Cite as: https://hdl.handle.net/11858/00-001M-0000-0024-DA9C-F
Abstract
Micromolar concentrations of β-amyloid (Aβ), a 40/42-amino-acid-long proteolytic fragment (Aβ1–40/42) of the amyloid precursor protein, was shown previously to play a crucial role in pathogenesis of Alzheimer's disease. We used the Xenopus oocyte expression system to investigate specific effects of micromolar concentrations of Aβ1–42 on the neurotransmitter transporters for γ-aminobutyric acid (GABA), GAT1, and for the excitatory amino acid glutamate, EAAC1, which are driven by the transmembrane Na+ gradient that is regulated by the Na+,K+-ATPase. Brief treatment with Aβ1–42, up to 80 min, leads to a significant inhibition of ion translocation by the Na+,K+-ATPase (30–40%); also glutamate uptake is inhibited (20%) while GABA uptake is not affected. Since reduced glutamate uptake will result in elevated, neurotoxic concentrations of extracellular glutamate, we investigated the effects of Aβ1–42 and the smaller fragments, Aβ12–28 and Aβ25–35, on EAAC1 in more detail.

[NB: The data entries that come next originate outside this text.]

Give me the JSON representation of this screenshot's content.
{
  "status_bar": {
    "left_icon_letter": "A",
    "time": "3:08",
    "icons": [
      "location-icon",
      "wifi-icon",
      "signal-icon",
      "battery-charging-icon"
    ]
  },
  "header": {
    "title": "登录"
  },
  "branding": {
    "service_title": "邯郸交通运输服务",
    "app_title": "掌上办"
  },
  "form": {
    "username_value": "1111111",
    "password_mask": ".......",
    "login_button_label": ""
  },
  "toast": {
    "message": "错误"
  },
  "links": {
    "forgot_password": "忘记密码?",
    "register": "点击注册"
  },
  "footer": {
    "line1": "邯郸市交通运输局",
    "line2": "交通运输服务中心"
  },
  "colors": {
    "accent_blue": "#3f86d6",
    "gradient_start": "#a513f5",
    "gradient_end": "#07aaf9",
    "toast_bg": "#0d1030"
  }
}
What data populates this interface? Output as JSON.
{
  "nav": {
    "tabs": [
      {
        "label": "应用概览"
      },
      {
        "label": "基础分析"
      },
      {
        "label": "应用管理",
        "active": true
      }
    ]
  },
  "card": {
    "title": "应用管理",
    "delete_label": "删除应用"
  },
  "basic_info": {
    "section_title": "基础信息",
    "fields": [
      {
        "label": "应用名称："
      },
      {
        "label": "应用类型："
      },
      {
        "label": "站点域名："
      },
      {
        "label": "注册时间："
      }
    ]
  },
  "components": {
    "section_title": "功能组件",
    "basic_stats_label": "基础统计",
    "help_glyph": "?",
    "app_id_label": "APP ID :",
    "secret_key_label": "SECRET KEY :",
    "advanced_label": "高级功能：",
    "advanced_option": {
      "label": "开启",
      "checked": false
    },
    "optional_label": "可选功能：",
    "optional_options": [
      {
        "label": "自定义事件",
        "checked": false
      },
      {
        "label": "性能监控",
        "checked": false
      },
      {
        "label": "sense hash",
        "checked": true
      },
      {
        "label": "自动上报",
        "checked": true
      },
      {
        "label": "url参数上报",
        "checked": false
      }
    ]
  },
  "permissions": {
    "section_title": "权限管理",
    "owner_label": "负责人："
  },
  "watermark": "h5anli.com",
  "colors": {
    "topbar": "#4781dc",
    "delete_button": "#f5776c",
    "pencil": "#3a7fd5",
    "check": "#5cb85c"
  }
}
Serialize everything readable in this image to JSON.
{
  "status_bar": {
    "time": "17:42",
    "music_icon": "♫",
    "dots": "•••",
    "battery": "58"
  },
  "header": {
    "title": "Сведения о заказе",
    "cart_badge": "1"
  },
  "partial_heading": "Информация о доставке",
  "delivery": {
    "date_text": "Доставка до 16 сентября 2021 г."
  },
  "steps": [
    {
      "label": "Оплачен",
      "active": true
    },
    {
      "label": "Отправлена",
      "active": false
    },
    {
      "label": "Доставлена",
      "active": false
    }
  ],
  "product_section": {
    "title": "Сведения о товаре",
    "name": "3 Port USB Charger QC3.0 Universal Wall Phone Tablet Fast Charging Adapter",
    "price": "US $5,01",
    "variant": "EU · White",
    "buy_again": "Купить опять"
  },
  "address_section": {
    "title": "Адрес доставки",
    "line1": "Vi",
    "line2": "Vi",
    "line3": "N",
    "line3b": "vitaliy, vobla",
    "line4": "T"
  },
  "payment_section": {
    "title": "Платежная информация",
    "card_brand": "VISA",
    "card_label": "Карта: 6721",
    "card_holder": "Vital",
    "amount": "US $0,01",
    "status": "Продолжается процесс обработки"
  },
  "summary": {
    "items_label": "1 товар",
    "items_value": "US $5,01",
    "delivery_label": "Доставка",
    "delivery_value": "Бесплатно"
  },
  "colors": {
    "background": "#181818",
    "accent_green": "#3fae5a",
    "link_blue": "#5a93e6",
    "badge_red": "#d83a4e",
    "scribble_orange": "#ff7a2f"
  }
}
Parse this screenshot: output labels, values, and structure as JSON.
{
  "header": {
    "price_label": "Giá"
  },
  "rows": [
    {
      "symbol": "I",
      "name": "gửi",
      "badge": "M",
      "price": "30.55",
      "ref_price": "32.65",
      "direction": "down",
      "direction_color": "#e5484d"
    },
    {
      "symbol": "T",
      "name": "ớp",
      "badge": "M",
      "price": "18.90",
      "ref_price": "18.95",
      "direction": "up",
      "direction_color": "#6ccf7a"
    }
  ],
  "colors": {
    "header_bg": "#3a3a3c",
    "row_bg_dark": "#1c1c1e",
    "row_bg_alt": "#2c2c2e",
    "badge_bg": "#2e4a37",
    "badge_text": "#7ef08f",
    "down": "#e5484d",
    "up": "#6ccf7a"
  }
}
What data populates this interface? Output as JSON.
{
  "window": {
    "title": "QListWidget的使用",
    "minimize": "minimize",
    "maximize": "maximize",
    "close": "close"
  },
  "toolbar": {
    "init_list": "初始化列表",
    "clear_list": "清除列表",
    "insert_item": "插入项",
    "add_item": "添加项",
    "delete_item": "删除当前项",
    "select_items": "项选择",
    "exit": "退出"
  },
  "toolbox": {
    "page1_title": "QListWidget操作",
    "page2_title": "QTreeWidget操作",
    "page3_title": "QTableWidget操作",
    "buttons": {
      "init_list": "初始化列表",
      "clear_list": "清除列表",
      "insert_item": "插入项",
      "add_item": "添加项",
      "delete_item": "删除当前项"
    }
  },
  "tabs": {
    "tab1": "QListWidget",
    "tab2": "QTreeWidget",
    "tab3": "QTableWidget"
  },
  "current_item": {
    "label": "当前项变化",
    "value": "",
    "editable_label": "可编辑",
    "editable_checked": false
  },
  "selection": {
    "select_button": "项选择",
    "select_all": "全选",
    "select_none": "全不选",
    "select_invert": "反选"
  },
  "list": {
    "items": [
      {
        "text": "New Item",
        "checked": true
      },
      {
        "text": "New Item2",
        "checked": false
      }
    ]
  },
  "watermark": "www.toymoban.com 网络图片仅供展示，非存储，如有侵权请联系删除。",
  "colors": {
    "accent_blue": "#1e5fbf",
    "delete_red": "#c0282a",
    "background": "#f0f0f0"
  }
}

Prolonged incubation in 1 μM Aβ1–42 leads to further, strong inhibition of glutamate uptake and EAAC1-mediated current (after 4 h inhibition amounts to more than 80%). Aβ12–28 is less effective with 50% inhibition after 4 h of incubation at 20 μM. Aβ1–42 and Aβ12–28 affect EAAC1-mediated current to a similar extent as the rate of glutamate uptake. The effects on EAAC1-mediated current are irreversible if Aβ were applied for longer time periods. Peptides directly microinjected into the oocyte are ineffective suggesting that the observed effect were mediated by extracellular proteins. Aβ25–35 hardly affects EAAC1-mediated current or glutamate uptake.

The results demonstrate that Aβ specifically inhibits the Na+,K+ pump and EAAC1. The domain between amino acids 12 and 28 of Aβ seems to play a crucial role for inhibition of EAAC1. The inhibition of EAAC1 by neurotoxic, elevated extracellular glutamate levels may contribute to Alzheimer's pathogenesis.